May 22, 2011

I had to take a mental health break from my blog—make art instead of thinking about it—but got back in gear when I read Jon Pareles quoting Lady Gaga in the Times this morning:

“It’s always very strange when people say, ‘Is this the real you?,’ or ‘Is this really who you are? Is this an act?,’ …I believe magic is real. I believe fantasy is real. I live halfway between reality and fantasy all the time.”

Meanwhile the rest of the world seems bent on substituting linear thinking for emotion, and information for experience.

The same week I watched Lady Gaga’s Madison Square Garden blowout on HBO (on a neighbor’s insanely big flat screen—snob that I am, I don’t have TV access, but I’m grateful for my friends who do) I went to a concert in the Berkshires—the Avalon Quartet performing Osvaldo Golijov, Steve Reich, and Schubert—where my worst nightmare came true. Readers know about my antipathy toward artists’ statements and museum wall text (my reason being that it puts the emphasis on the intellect rather than the senses and becomes the lens through which art is experienced, thereby inhibiting personal reaction) and have pointed out how, at a musical performance, no one feels the necessity to get up and explain it first.

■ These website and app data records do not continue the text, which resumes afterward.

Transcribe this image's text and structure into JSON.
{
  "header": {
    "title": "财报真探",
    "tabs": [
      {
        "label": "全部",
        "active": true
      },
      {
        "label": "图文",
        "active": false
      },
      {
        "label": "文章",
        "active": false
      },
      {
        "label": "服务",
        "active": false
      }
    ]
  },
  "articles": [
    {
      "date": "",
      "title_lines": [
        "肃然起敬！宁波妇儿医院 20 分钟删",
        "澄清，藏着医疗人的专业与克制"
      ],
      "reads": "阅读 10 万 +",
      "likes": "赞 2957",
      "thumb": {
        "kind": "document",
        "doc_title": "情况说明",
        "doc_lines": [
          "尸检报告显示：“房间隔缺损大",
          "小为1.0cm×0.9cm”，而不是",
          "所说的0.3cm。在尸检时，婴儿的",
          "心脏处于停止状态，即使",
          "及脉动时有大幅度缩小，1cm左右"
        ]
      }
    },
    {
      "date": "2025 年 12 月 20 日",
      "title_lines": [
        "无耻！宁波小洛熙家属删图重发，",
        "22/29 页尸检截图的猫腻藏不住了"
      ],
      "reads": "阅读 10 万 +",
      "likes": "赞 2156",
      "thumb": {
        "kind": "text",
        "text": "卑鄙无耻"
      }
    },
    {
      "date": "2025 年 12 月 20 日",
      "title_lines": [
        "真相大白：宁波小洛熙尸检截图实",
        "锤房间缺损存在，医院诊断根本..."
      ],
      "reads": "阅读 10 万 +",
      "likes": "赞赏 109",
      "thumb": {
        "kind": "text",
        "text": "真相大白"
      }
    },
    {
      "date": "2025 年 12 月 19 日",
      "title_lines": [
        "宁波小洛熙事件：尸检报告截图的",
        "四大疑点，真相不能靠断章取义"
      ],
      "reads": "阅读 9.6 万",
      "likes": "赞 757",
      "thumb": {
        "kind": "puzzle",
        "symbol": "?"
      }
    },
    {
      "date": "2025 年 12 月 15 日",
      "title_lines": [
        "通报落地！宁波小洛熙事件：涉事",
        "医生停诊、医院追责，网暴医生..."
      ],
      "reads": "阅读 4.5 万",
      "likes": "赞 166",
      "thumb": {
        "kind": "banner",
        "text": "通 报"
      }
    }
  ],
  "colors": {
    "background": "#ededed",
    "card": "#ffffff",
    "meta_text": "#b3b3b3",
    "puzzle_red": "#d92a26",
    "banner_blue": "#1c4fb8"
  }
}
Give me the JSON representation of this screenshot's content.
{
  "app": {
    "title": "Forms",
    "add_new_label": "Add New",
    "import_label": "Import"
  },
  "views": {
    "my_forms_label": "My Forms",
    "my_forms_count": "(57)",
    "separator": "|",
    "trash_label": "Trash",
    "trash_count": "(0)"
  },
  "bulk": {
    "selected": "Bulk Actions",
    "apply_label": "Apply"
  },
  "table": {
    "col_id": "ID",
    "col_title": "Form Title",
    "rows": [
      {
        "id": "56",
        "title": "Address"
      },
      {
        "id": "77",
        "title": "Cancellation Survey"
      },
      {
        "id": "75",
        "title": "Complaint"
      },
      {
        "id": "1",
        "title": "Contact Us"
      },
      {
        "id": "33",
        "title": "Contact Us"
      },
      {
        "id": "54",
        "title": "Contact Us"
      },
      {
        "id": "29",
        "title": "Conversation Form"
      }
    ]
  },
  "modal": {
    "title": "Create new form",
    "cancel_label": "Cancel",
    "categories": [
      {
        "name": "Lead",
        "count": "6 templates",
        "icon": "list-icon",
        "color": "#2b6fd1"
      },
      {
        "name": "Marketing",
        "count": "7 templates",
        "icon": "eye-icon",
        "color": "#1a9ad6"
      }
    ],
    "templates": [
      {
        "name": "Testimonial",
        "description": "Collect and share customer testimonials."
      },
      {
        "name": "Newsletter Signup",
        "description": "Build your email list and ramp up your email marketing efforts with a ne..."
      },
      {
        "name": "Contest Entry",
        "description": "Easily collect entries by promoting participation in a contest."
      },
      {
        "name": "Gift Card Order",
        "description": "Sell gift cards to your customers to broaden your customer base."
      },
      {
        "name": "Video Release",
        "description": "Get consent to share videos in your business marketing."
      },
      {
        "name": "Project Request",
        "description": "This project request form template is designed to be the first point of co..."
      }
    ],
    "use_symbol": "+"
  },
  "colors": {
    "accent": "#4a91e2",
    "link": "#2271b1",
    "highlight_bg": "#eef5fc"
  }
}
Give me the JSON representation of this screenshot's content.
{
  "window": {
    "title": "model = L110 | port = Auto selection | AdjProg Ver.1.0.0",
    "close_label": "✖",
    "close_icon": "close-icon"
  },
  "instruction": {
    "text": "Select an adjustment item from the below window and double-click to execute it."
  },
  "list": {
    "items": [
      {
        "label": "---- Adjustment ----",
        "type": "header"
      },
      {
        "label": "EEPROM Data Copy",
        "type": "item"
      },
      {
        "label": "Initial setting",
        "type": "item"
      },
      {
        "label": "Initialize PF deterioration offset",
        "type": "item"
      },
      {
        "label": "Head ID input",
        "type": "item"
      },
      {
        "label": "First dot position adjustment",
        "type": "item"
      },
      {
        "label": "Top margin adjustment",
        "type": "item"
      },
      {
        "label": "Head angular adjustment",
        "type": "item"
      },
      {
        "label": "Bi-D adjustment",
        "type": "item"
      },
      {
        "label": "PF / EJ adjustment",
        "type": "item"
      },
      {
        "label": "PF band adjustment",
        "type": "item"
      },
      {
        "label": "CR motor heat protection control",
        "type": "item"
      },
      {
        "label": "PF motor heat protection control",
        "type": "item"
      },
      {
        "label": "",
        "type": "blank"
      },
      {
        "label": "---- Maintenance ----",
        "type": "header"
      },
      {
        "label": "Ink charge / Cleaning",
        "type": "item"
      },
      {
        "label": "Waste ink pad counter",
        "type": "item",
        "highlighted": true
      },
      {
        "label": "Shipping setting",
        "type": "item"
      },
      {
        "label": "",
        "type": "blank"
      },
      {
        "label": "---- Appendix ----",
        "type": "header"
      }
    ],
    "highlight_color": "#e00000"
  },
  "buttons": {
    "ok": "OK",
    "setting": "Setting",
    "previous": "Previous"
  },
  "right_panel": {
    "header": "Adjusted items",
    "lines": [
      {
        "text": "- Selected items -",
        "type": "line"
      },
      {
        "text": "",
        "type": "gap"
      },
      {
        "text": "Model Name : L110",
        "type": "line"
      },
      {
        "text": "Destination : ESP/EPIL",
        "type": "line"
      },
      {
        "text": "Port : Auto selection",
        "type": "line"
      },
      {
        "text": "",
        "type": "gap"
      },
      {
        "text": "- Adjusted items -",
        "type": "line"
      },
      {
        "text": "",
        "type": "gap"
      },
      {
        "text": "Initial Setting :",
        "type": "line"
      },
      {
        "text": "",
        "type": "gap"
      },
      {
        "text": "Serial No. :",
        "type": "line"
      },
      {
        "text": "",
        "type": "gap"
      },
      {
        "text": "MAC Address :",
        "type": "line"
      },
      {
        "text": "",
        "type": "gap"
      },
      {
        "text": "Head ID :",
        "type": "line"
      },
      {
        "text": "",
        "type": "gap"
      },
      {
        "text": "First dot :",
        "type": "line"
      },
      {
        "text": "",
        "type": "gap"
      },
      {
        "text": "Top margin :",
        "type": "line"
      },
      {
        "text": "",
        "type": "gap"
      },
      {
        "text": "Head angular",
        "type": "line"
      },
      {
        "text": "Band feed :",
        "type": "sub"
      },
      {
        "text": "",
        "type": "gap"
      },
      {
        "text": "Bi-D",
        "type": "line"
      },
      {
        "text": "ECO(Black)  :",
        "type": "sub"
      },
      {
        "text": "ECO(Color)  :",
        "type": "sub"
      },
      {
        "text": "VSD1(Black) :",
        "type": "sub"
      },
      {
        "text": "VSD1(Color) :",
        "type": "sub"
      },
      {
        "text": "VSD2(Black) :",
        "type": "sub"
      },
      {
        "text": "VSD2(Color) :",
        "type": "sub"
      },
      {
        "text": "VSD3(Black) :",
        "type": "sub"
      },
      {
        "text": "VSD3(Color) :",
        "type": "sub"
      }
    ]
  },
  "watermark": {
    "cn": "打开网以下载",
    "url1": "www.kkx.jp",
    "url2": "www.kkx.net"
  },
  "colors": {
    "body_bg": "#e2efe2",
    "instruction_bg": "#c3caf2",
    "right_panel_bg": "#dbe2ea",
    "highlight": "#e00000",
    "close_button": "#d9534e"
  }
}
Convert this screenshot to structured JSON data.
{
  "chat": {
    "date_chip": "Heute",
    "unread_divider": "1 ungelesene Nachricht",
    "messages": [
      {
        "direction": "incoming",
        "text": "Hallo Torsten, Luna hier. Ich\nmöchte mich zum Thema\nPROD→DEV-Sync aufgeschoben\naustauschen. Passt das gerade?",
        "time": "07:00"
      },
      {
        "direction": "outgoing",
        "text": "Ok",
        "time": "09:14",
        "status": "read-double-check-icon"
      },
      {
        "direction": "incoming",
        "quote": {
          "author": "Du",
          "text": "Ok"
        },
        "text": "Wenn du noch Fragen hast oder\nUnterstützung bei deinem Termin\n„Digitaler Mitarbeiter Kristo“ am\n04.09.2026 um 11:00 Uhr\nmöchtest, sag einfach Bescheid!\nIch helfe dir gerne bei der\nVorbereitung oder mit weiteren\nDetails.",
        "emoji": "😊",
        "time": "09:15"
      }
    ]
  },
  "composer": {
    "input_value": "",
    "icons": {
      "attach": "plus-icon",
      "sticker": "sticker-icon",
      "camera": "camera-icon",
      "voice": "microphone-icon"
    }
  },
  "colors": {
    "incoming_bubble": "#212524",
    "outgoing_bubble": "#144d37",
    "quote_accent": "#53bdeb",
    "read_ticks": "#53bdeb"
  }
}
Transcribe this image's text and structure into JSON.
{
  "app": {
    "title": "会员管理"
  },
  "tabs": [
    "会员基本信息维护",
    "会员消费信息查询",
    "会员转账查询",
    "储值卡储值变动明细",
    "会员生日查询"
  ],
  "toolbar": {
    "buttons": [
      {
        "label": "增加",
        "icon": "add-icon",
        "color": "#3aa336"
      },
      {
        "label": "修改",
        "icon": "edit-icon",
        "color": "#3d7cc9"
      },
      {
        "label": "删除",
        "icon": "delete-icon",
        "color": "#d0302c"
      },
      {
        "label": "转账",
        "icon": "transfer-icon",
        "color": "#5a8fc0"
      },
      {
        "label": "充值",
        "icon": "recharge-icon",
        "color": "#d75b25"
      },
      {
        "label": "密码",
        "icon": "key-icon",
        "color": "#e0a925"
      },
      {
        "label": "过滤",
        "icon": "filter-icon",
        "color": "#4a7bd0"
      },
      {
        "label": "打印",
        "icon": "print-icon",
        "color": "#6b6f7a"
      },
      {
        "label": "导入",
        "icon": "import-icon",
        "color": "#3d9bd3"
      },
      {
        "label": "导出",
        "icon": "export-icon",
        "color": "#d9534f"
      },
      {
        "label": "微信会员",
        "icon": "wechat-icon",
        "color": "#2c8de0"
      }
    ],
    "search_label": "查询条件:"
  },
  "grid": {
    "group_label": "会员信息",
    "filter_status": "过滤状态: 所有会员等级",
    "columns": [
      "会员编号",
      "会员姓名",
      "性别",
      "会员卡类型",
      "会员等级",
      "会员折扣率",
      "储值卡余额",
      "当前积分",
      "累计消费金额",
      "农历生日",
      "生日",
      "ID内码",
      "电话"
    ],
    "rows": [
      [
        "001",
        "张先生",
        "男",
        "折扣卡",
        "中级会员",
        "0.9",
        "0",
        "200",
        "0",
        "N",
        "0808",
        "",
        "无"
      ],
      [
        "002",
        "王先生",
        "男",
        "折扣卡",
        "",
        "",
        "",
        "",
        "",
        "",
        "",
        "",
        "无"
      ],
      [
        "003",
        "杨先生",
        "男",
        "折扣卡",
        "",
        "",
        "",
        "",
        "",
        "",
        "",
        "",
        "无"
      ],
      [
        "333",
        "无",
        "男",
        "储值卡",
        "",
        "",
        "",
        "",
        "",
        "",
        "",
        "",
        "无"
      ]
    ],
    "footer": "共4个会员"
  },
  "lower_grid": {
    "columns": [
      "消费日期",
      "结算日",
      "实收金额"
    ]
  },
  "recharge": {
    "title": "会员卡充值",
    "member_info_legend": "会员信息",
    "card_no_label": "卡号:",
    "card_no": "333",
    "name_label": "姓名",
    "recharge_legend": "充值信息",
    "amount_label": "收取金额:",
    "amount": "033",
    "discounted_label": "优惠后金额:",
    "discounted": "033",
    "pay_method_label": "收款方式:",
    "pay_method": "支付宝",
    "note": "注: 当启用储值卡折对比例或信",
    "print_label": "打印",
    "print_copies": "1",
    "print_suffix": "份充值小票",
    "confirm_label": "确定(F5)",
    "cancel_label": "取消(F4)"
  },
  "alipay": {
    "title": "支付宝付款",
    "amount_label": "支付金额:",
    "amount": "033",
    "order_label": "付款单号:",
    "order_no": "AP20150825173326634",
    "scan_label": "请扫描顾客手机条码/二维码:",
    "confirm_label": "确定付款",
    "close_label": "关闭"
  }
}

No longer.

Before the Avalon concert began, a man who didn't introduce himself but was, presumably, the artistic director, gave a little speech, incorporating biographical tidbits about the composers and making points about the relationship between speech and music (the theme around which the pieces were chosen), even “singing” a passage from Beethoven's 7th Symphony (dum dum-dum dum dum). I wanted to scream. And that was before I read in the program about the upcoming Tanglewood season, where you'll be able to go to the concerts an hour early for a talk by the conductor about what you’re about to hear.

Next magicians will be explaining their tricks in advance.

October 23, 2010
Thoughts are so onerous. I’m envious of birds that can flit around without having to think about stuff all the time. I mean maybe they think about stuff, but it’s important stuff, like where to find the next worm. As humans our heads are filled with…filler. Thoughts that serve no practical purpose. Nature could have at least provided us with an on/off switch. Oh there’s sleep, of course, which can, as Shakespeare so beautifully put it, knit up the raveled sleeve of care, but that only lasts until we wake up and are again at our own mercy.

Meditate, they say. Well I have, forever. There’s a great misunderstanding about meditation, as it’s generally perceived to be a state without thought, and I’m here to tell you the bad news—that thoughts are inevitable, and no matter how much you meditate, they keep on coming, like waves on the sea. What you learn from meditation is not to be attached to them. You get a thought, wave it bye-bye, and are on to the next thought. You learn that, while the act of thinking isn’t optional, the content is. Great! All that practice to finally realize that our thoughts are absolutely meaningless, and the beliefs we once held so dear are simply thoughts we think more consistently than others. Trust me, it was much more fun when I took the shit my mind made up seriously. 

So now what?  I’ve lived long enough to know that, outside of the occasional glass of red wine and a complete dependence on chocolate, drugs are not the answer; further, I just can’t get into golf, and Sudoku makes my head hurt.

This is why I am an artist. Because art is language without words, communication that’s capable of skipping over the thinking part and going straight to feeling mode. This is why I hate artists’ statements, because they’re an attempt to add a rational motive to something that, when it’s at its best, is irrational. And this is also why I lean toward abstract, or rather, non-representational, art, because it’s mediation-free; with few indications of how one is expected to respond, it just is what it is. While I didn't start out with an intention—I was simply doing what I was doing—I  realize now that for the last few years I’ve been experimenting with recognizable images, to see if I can create a non-directed, abstract experience while still using pictures, if that makes any sense, which I hope it doesn’t. Fuck, I think I just wrote an artists’ statement.

Where I End and You Begin, 2007, oil on panel, 12" x 18".